Last week several top politicians, as well as the Swedish king, visited the affected area, and although not unified by political belonging the dress code was certainly aligned. First politicians on the scene were Eskil Erlandsson, minister of agriculture, and Karin Enström, defense minister. Similar to when President Obama worked the field after hurricane Sandy in 2012, they were both dressed down.
When meeting people whom have fled their homes and might not have anything to return to, or talking to fire fighters and other rescue personnel working around the clock, this is a way of showing respect. Erlandson showed up wearing a light purple short sleeved shirt and dark green cargo pants. Enström also choose a short sleeved shirt in a checked pattern, khaki skirt, sandals, a simple ponytail and a makeup free face.
Prime minister Fredrik Reinfeldt and prime minister candidate Stefan Löfven both met the press in the affected area tie –and jacket free, dressed in white shirts. Not visible in the footage is if any of them sported Obama’s signature move with rolled up sleeves, ready to “dig in”.
Not only politicians elected by vote visited the scene, the Swedish king and chief of state also made an appearance. While Erlandson and Enström looked like they had hurried to the scene, the king looked more put together as he was dressed in a light summer suit matched with a plaid hat.
I am not a fan of semiotic analyses of fashion to be read in the same way as the spoken language, but when it comes to politics the rhetorical importance is striking. What I find interesting about these examples is that there is a political dress code for (natural) disasters (the King being an expected deviation, as his function is to lift people’s spirits by merely showing up rather than presenting plans of action and answering to people’s anger and frustration). If the elected politicians would show up looking to smooth, it would signal to much effort put into sartorial matters and to little into putting out the fire.

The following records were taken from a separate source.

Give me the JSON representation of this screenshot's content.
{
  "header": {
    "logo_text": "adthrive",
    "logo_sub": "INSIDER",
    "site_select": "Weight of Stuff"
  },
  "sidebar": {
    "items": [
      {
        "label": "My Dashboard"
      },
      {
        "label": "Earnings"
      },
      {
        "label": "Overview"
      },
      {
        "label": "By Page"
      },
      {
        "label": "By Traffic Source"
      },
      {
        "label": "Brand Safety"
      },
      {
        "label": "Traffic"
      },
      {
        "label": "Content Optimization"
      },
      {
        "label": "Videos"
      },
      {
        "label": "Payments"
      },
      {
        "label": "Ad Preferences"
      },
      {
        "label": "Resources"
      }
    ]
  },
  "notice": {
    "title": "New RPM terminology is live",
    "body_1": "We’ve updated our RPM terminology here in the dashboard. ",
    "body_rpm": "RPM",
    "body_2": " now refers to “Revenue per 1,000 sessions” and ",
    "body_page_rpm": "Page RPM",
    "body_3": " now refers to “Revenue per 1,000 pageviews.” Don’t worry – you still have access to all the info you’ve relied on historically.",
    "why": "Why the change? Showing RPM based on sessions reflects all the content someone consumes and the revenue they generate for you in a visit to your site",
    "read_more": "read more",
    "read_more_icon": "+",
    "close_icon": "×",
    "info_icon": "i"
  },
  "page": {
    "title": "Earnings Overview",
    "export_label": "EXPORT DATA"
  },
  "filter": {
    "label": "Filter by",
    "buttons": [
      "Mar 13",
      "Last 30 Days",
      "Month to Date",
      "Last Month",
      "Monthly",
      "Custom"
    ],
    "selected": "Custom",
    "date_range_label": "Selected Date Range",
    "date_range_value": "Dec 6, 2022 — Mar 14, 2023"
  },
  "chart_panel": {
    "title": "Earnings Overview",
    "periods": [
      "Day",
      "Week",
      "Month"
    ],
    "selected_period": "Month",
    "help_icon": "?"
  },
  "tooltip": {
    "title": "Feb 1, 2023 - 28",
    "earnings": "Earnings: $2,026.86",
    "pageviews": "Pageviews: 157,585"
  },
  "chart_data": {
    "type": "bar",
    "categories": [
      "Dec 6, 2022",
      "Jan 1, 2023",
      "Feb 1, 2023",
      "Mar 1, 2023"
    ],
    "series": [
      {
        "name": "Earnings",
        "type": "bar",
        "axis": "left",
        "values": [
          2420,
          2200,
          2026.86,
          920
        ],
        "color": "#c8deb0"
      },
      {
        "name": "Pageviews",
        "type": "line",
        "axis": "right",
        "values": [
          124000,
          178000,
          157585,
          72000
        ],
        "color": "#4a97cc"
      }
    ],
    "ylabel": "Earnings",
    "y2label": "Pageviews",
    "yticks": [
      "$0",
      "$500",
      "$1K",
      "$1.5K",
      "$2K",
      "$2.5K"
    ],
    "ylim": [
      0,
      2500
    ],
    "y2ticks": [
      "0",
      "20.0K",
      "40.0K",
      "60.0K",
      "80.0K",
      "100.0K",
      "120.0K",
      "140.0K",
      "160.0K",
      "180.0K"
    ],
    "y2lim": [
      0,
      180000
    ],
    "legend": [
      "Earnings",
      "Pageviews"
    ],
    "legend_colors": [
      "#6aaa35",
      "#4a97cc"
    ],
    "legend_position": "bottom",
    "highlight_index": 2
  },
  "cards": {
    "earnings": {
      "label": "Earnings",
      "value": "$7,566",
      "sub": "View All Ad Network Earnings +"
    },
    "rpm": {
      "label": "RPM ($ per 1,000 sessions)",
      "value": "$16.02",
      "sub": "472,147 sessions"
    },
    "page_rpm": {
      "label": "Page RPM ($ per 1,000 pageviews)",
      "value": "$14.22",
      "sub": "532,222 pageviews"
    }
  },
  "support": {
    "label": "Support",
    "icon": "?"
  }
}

Here I used president Obama as a point of reference, and although the US and Sweden have very different political landscapes, dressing down appears to serve as a unifying point when showing humility in situations of disaster that demands everyone to be working on the same side.
Images are in appeared order borrowed from Politico.com, Sveriges Radio, Aftonbladet TV, Politico.com and Sveriges Radio.